Stored entries:
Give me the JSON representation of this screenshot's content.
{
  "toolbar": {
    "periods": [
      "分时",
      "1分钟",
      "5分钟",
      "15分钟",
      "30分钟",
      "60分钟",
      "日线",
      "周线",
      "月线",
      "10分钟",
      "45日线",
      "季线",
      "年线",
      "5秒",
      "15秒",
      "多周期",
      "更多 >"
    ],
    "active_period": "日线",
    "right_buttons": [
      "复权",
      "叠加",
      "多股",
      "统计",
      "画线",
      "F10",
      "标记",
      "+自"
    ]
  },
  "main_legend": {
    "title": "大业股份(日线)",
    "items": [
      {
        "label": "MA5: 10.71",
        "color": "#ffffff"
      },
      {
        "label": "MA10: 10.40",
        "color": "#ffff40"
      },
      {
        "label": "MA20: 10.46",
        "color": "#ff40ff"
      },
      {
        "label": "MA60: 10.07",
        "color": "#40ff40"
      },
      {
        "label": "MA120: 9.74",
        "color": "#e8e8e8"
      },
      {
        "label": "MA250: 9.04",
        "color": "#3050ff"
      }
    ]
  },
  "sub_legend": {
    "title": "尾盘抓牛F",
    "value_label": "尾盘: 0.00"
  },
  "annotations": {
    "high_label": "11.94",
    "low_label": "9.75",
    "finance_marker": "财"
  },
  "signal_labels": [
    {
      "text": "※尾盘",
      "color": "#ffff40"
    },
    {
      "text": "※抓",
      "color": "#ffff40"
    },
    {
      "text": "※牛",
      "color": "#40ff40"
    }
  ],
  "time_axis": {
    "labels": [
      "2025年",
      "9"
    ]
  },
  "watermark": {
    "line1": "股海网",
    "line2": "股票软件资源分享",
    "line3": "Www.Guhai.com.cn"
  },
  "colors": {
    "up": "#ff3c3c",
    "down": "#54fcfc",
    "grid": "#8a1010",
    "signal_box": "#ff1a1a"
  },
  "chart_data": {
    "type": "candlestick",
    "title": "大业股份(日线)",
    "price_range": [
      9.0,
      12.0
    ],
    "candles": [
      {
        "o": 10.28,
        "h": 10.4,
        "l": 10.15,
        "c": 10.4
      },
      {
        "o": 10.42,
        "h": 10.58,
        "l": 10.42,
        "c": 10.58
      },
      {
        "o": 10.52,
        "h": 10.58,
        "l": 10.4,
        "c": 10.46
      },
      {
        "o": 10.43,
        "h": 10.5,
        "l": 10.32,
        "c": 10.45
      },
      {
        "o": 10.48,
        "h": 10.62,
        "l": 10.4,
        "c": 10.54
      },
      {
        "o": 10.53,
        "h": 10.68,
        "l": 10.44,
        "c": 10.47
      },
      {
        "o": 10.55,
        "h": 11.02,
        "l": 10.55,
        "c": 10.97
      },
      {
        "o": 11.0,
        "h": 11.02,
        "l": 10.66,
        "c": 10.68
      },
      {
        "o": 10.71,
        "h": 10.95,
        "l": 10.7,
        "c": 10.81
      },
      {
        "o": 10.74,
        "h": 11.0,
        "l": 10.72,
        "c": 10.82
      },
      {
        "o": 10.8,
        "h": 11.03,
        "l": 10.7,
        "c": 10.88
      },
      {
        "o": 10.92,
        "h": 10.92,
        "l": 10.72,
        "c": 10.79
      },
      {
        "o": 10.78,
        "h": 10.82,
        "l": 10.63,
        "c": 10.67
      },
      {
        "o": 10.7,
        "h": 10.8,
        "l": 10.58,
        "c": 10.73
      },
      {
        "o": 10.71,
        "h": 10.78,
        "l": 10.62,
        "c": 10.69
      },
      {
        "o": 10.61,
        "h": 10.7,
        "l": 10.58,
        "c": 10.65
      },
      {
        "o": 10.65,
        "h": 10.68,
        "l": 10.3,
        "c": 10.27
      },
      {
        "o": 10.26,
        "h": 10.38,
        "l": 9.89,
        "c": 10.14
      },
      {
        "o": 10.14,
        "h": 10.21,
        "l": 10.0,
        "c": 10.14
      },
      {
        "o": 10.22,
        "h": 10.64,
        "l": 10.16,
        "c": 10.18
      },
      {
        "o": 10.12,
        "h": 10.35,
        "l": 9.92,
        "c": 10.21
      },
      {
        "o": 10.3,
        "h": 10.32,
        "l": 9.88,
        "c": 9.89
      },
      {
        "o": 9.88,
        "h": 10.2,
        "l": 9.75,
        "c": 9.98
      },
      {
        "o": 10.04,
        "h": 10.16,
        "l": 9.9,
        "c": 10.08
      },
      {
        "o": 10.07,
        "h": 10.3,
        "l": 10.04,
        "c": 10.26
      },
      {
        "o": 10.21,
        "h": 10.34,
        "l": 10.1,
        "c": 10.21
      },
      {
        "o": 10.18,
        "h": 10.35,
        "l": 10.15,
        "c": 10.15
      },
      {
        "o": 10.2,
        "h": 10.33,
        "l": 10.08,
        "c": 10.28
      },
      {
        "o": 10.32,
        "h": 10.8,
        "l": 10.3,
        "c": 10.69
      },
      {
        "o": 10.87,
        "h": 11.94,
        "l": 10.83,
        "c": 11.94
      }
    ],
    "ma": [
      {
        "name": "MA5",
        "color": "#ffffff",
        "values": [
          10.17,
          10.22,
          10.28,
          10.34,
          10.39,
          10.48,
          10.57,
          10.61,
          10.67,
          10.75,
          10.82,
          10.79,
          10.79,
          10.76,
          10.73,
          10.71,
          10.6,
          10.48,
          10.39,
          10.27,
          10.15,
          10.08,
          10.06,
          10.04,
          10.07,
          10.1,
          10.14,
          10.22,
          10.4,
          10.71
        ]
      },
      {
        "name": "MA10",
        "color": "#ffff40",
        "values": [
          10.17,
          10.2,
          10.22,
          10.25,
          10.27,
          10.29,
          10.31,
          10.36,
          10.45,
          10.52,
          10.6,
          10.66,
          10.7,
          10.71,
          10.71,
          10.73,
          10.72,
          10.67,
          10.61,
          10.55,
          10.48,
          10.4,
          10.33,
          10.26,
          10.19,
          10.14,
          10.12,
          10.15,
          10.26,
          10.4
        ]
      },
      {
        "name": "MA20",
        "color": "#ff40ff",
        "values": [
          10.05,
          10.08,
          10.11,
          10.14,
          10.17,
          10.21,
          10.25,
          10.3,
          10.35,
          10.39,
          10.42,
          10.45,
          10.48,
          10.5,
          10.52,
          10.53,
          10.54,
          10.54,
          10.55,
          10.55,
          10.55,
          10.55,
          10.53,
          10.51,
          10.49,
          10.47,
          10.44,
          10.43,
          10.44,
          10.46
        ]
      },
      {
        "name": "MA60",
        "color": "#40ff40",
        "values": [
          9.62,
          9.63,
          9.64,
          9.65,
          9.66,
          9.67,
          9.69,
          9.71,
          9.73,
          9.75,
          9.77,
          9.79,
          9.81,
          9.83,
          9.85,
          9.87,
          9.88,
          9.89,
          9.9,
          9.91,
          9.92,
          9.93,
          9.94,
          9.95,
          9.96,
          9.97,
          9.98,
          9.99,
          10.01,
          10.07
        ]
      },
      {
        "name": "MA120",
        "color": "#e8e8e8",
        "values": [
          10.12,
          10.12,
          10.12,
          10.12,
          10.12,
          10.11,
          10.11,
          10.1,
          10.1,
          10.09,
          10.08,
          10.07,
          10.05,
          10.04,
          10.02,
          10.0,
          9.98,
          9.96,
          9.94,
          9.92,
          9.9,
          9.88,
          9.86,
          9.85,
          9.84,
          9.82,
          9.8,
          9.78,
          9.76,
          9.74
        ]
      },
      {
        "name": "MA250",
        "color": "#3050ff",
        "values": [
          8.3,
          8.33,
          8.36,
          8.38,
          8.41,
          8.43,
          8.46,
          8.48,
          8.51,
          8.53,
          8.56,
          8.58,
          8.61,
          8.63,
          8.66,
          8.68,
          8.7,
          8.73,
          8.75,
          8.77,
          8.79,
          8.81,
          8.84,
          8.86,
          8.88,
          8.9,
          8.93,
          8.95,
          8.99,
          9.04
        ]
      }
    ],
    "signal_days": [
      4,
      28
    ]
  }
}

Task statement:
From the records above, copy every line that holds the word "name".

Answer for this exercise:
        "name": "MA5",
        "name": "MA10",
        "name": "MA20",
        "name": "MA60",
        "name": "MA120",
        "name": "MA250",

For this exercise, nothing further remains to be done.